On 03 Dec 1971, Pakistani President General Yahya Khan believed that Pakistani Armed Forces in East Pakistan can fight for months in case of a ground offensive by India. However, brave Indian Army troops supported by Indian Air Force and Indian Navy triumphed over Pakistani defence repeatedly which resulted in the collapse of East Pakistan’s defence structure. Finally, after a series of lightning offensives and splendid victories, Indian Army troops reached the outskirts of Dhaka which was the capital of East Pakistan. Subsequently, on 13 December 1971, General Sam Manekshaw issued a warning to Pakistani Army troops in East Pakistan which stated “You surrender or we wipe you out”.

Finally, on 16 December 1971, the Pakistani Armed Forces surrendered to the Indian Army at the Ramna Race Course garden in Dhaka. The instrument of surrender was signed by Lieutenant-General A A K Niazi, Martial Law Administrator of East Pakistan who surrendered his pistol to Lieutenant General Jagjit Singh Aurora, Joint Commander of Indian and Bangladeshi forces.

After the instrument of surrender was signed, the Indian Army took surrender of approximately 90,000 Pakistani servicemen as POWs which made it the largest surrender by any nation since World War II.

The most visible result of the 1971 India Pakistan War was the birth of Bangladesh as a nation that is now a member of the United Nations. For India, this war was a definitive moment as it established India as the dominant power in the Indian Ocean Region. The decisive victory in the 1971 India Pakistan War ensured India does not face any conventional war to date.

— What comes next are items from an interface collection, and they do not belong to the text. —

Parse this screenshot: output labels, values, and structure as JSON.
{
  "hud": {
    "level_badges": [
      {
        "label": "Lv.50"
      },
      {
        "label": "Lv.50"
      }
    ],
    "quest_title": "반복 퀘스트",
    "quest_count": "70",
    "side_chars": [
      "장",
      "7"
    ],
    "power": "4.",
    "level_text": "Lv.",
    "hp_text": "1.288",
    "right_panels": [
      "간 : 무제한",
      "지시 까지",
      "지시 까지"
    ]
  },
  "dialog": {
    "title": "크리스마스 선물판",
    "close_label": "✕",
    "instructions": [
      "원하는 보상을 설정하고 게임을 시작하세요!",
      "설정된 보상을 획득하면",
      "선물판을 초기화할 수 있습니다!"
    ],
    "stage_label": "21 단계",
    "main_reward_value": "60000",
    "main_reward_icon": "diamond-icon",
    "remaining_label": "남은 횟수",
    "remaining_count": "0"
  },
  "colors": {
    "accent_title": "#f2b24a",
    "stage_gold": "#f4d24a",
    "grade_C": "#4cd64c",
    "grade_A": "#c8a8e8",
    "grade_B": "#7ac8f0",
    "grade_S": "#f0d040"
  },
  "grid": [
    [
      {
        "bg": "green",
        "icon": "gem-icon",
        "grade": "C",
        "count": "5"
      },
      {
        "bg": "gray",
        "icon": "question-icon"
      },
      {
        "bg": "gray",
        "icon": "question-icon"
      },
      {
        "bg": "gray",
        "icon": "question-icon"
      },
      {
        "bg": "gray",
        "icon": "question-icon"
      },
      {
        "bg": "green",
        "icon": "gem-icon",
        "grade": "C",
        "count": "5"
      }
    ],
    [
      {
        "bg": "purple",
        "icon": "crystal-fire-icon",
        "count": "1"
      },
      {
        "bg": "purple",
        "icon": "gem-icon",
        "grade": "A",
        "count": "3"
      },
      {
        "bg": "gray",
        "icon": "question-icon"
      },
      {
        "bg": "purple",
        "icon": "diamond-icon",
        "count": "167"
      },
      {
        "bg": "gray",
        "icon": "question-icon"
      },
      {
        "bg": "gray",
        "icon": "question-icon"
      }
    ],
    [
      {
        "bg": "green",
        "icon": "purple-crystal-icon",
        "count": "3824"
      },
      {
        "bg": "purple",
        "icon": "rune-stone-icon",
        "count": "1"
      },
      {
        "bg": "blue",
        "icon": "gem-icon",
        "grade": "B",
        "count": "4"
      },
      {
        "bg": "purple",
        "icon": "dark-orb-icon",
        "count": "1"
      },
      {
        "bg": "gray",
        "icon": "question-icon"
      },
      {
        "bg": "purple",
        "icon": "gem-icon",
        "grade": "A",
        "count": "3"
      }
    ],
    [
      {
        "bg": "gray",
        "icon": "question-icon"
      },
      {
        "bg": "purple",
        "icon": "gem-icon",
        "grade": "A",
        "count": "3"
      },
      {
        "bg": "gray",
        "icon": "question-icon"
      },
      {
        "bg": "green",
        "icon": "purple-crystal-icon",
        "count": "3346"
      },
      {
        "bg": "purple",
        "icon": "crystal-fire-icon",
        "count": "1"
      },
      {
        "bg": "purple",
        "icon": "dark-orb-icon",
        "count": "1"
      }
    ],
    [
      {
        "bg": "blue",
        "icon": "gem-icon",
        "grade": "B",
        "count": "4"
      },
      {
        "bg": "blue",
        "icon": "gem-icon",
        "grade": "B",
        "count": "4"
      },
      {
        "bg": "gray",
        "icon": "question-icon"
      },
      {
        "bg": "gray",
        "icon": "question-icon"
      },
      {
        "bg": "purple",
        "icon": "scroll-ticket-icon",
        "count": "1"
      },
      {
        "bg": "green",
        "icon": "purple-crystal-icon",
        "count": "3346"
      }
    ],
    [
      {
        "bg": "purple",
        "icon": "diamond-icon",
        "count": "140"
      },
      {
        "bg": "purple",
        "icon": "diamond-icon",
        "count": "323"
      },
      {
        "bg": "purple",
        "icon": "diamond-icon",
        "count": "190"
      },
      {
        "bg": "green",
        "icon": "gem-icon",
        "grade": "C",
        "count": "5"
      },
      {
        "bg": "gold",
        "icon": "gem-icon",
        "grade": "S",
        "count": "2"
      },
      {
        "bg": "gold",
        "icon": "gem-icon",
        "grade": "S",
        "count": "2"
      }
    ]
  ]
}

The prolonged peace, global recognition, and increased standing in world affairs are the true benefits of the 1971 India Pakistan War.